* WHAT TO DO *
Please give back each line below unchanged; none of the pictures should appear.

(Excerpts from an interface dataset)
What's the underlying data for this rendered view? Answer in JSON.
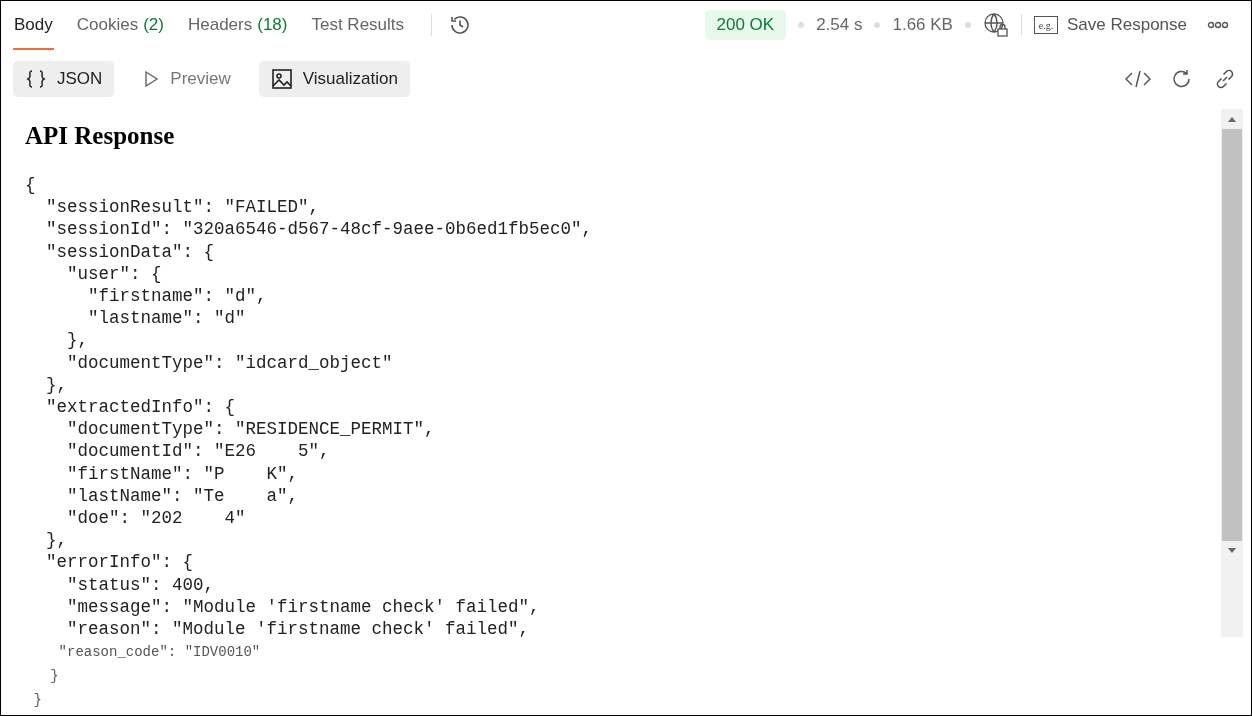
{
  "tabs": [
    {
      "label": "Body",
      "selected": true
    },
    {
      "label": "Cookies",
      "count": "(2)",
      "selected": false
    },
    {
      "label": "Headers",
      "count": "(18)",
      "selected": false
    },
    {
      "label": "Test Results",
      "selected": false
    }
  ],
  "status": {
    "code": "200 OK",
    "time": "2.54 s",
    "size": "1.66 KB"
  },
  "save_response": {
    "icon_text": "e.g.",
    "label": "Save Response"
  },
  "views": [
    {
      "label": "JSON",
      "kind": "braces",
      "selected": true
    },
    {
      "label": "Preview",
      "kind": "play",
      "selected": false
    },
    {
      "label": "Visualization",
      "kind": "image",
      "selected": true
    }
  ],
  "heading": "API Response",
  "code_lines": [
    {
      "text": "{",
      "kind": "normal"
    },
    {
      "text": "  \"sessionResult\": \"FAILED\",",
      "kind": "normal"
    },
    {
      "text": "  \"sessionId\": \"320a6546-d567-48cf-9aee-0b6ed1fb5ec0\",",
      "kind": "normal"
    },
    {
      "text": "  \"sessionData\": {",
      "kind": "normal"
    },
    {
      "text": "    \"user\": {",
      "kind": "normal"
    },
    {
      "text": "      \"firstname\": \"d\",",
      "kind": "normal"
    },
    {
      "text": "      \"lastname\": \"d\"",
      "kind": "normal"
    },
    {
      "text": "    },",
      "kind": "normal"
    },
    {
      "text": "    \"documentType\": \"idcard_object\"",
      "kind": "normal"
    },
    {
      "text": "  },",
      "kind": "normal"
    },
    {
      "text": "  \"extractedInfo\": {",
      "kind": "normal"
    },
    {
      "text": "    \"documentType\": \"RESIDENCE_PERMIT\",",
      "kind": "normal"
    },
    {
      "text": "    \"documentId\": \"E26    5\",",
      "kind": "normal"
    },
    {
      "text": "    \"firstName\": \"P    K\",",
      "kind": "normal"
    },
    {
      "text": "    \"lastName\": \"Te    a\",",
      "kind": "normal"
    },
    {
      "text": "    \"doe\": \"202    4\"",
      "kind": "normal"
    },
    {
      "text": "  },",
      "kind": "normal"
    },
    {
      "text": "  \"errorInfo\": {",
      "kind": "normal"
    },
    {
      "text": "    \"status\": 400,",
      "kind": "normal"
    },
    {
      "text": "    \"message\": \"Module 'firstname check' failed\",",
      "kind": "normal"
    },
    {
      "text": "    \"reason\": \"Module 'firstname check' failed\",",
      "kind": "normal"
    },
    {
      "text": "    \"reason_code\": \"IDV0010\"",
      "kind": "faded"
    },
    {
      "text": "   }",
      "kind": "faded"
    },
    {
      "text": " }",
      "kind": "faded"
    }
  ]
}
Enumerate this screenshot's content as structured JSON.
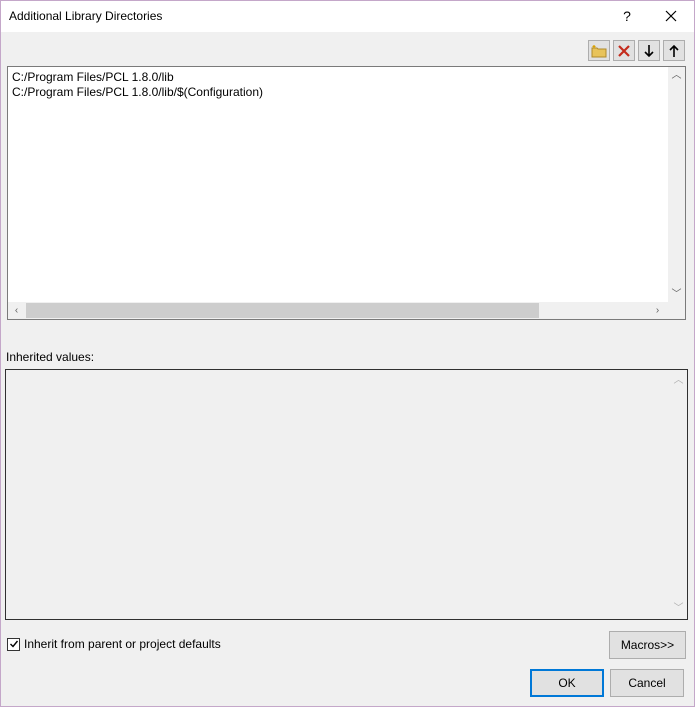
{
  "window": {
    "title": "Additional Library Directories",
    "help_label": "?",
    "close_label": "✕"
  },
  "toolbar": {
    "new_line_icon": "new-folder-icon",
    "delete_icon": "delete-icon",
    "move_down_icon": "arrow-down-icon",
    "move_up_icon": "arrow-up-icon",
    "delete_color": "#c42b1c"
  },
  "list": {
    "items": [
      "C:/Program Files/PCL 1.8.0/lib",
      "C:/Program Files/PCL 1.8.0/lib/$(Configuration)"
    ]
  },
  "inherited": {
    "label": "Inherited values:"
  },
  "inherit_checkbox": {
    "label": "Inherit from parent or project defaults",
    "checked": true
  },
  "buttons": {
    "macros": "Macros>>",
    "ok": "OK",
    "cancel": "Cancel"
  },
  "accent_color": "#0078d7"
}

* EXERCISE SOLUTION *
What's the underlying data for this rendered view? Answer in JSON.
{
  "tabs": [
    {
      "label": "Body",
      "selected": true
    },
    {
      "label": "Cookies",
      "count": "(2)",
      "selected": false
    },
    {
      "label": "Headers",
      "count": "(18)",
      "selected": false
    },
    {
      "label": "Test Results",
      "selected": false
    }
  ],
  "status": {
    "code": "200 OK",
    "time": "2.54 s",
    "size": "1.66 KB"
  },
  "save_response": {
    "icon_text": "e.g.",
    "label": "Save Response"
  },
  "views": [
    {
      "label": "JSON",
      "kind": "braces",
      "selected": true
    },
    {
      "label": "Preview",
      "kind": "play",
      "selected": false
    },
    {
      "label": "Visualization",
      "kind": "image",
      "selected": true
    }
  ],
  "heading": "API Response",
  "code_lines": [
    {
      "text": "{",
      "kind": "normal"
    },
    {
      "text": "  \"sessionResult\": \"FAILED\",",
      "kind": "normal"
    },
    {
      "text": "  \"sessionId\": \"320a6546-d567-48cf-9aee-0b6ed1fb5ec0\",",
      "kind": "normal"
    },
    {
      "text": "  \"sessionData\": {",
      "kind": "normal"
    },
    {
      "text": "    \"user\": {",
      "kind": "normal"
    },
    {
      "text": "      \"firstname\": \"d\",",
      "kind": "normal"
    },
    {
      "text": "      \"lastname\": \"d\"",
      "kind": "normal"
    },
    {
      "text": "    },",
      "kind": "normal"
    },
    {
      "text": "    \"documentType\": \"idcard_object\"",
      "kind": "normal"
    },
    {
      "text": "  },",
      "kind": "normal"
    },
    {
      "text": "  \"extractedInfo\": {",
      "kind": "normal"
    },
    {
      "text": "    \"documentType\": \"RESIDENCE_PERMIT\",",
      "kind": "normal"
    },
    {
      "text": "    \"documentId\": \"E26    5\",",
      "kind": "normal"
    },
    {
      "text": "    \"firstName\": \"P    K\",",
      "kind": "normal"
    },
    {
      "text": "    \"lastName\": \"Te    a\",",
      "kind": "normal"
    },
    {
      "text": "    \"doe\": \"202    4\"",
      "kind": "normal"
    },
    {
      "text": "  },",
      "kind": "normal"
    },
    {
      "text": "  \"errorInfo\": {",
      "kind": "normal"
    },
    {
      "text": "    \"status\": 400,",
      "kind": "normal"
    },
    {
      "text": "    \"message\": \"Module 'firstname check' failed\",",
      "kind": "normal"
    },
    {
      "text": "    \"reason\": \"Module 'firstname check' failed\",",
      "kind": "normal"
    },
    {
      "text": "    \"reason_code\": \"IDV0010\"",
      "kind": "faded"
    },
    {
      "text": "   }",
      "kind": "faded"
    },
    {
      "text": " }",
      "kind": "faded"
    }
  ]
}
Enumerate this screenshot's content as structured JSON.
{
  "window": {
    "title": "Additional Library Directories",
    "help_label": "?",
    "close_label": "✕"
  },
  "toolbar": {
    "new_line_icon": "new-folder-icon",
    "delete_icon": "delete-icon",
    "move_down_icon": "arrow-down-icon",
    "move_up_icon": "arrow-up-icon",
    "delete_color": "#c42b1c"
  },
  "list": {
    "items": [
      "C:/Program Files/PCL 1.8.0/lib",
      "C:/Program Files/PCL 1.8.0/lib/$(Configuration)"
    ]
  },
  "inherited": {
    "label": "Inherited values:"
  },
  "inherit_checkbox": {
    "label": "Inherit from parent or project defaults",
    "checked": true
  },
  "buttons": {
    "macros": "Macros>>",
    "ok": "OK",
    "cancel": "Cancel"
  },
  "accent_color": "#0078d7"
}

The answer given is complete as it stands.